EXERCISE DETAILS
Scan the records for lines with the word "plans", and copy every such line.

RECORDS FOR THE EXERCISE

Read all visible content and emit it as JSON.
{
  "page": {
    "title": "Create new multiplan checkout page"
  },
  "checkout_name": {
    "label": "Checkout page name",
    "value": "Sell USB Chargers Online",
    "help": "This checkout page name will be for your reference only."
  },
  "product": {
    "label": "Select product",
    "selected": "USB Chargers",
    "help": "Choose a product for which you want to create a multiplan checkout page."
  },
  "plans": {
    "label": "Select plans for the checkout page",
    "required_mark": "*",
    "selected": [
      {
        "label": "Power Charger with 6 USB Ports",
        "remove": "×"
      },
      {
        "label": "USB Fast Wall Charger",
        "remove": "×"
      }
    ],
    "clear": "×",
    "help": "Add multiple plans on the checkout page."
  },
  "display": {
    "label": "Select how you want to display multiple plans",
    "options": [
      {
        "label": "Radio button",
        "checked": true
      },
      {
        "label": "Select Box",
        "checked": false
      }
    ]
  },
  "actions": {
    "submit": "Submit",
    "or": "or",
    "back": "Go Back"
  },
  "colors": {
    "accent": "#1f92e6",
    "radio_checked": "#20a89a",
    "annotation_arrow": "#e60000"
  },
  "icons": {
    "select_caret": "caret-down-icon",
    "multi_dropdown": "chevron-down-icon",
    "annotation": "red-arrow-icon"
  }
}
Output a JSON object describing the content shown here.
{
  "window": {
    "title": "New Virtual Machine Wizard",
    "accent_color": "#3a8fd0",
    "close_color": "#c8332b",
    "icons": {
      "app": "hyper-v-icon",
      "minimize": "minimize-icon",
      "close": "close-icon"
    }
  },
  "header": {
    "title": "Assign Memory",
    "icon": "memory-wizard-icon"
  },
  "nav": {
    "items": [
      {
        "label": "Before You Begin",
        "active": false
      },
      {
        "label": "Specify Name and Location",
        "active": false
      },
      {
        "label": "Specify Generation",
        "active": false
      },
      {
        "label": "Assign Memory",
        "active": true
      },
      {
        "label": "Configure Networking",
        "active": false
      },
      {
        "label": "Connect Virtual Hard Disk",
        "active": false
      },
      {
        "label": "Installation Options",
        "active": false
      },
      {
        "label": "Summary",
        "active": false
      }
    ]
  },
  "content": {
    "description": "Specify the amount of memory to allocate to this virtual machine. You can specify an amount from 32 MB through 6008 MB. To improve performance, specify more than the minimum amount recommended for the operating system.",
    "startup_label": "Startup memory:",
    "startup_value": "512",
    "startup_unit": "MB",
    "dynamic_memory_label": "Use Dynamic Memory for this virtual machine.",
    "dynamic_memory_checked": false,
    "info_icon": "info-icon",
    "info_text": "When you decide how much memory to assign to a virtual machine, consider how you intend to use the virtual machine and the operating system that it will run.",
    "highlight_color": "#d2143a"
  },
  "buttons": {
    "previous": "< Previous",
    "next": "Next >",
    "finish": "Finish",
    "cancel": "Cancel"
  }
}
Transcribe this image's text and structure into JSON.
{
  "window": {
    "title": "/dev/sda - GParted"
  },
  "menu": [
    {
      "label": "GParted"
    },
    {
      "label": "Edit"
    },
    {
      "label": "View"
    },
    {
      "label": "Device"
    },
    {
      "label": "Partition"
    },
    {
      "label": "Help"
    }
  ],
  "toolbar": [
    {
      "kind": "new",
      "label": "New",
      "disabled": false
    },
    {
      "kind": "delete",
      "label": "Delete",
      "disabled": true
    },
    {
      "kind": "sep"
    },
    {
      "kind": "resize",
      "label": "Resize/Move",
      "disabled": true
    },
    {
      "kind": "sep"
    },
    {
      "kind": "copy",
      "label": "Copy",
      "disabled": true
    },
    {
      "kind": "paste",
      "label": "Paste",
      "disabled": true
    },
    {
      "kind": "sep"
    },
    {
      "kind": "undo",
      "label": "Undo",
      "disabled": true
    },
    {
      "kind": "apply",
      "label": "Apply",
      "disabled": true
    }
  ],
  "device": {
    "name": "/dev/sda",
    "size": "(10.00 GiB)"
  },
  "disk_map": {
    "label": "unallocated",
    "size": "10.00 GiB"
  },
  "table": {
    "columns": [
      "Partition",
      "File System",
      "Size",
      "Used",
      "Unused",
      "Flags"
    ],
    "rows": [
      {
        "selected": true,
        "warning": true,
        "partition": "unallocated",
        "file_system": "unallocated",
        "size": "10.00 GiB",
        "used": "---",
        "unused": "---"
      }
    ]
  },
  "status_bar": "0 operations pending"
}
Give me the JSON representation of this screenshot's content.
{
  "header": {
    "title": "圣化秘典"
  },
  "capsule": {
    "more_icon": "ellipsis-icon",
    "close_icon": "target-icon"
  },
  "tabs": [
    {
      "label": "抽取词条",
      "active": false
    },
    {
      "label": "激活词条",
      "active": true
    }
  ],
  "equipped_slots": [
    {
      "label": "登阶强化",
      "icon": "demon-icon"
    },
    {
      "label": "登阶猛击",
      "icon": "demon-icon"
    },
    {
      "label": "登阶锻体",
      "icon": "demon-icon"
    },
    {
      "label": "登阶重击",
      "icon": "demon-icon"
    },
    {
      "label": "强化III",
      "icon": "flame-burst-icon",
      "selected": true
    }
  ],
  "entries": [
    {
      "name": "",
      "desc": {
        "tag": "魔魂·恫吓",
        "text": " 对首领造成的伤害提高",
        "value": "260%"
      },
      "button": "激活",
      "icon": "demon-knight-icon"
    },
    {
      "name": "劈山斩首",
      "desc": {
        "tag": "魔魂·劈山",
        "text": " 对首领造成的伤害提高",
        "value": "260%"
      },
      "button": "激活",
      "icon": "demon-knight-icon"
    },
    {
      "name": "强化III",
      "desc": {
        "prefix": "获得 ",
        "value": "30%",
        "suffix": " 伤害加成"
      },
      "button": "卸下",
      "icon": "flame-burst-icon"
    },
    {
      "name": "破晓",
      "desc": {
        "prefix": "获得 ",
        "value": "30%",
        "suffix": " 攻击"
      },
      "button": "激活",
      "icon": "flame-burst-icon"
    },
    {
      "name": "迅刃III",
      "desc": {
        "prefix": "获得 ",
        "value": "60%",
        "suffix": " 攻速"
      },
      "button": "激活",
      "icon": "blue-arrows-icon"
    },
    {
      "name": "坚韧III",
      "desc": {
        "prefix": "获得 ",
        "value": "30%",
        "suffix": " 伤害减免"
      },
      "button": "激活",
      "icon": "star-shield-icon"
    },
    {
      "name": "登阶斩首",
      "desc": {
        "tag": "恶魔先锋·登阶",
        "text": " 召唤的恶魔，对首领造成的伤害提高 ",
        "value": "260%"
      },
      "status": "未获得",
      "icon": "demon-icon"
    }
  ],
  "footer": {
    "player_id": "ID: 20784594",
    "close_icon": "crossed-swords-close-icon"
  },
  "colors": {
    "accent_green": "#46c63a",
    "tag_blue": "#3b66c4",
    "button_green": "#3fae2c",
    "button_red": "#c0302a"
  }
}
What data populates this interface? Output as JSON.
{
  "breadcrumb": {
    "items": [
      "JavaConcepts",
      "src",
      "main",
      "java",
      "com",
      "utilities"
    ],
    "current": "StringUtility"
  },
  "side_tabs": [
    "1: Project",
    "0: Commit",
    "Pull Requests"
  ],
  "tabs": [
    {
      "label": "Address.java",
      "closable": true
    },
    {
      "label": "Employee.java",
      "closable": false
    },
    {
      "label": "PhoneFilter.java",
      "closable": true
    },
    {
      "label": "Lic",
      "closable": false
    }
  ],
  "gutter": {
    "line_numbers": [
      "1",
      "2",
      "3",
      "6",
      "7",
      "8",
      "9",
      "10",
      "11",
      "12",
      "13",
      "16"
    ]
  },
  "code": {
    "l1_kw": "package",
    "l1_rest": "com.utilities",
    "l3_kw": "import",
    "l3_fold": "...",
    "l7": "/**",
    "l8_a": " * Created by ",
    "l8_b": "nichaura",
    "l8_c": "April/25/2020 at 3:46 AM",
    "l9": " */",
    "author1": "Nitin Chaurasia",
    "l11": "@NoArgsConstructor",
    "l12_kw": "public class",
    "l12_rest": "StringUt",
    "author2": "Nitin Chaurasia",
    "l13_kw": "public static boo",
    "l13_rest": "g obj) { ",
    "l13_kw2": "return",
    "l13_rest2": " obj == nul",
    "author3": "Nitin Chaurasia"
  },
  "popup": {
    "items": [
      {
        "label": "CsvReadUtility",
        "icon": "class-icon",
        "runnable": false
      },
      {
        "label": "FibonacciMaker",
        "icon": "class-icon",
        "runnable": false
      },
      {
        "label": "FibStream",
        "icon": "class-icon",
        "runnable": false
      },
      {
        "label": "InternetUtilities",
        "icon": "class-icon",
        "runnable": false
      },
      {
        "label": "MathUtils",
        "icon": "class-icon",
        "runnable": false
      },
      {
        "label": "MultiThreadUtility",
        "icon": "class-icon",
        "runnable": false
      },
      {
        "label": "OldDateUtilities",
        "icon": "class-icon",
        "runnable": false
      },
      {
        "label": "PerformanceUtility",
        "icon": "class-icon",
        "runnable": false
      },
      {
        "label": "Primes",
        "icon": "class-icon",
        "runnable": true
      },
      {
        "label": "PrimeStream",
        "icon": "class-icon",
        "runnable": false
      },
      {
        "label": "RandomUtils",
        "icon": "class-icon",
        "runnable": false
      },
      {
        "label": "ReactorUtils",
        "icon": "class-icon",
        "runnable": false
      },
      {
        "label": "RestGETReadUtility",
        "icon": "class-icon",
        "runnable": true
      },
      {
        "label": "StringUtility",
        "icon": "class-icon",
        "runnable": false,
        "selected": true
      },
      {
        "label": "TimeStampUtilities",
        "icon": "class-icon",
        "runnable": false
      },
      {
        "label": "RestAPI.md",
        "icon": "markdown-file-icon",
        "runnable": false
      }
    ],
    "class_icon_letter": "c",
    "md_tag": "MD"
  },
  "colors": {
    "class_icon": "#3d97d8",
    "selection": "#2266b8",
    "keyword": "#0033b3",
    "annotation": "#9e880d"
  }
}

OUTPUT FOR THIS EXERCISE
  "plans": {
    "label": "Select plans for the checkout page",
    "help": "Add multiple plans on the checkout page."
    "label": "Select how you want to display multiple plans",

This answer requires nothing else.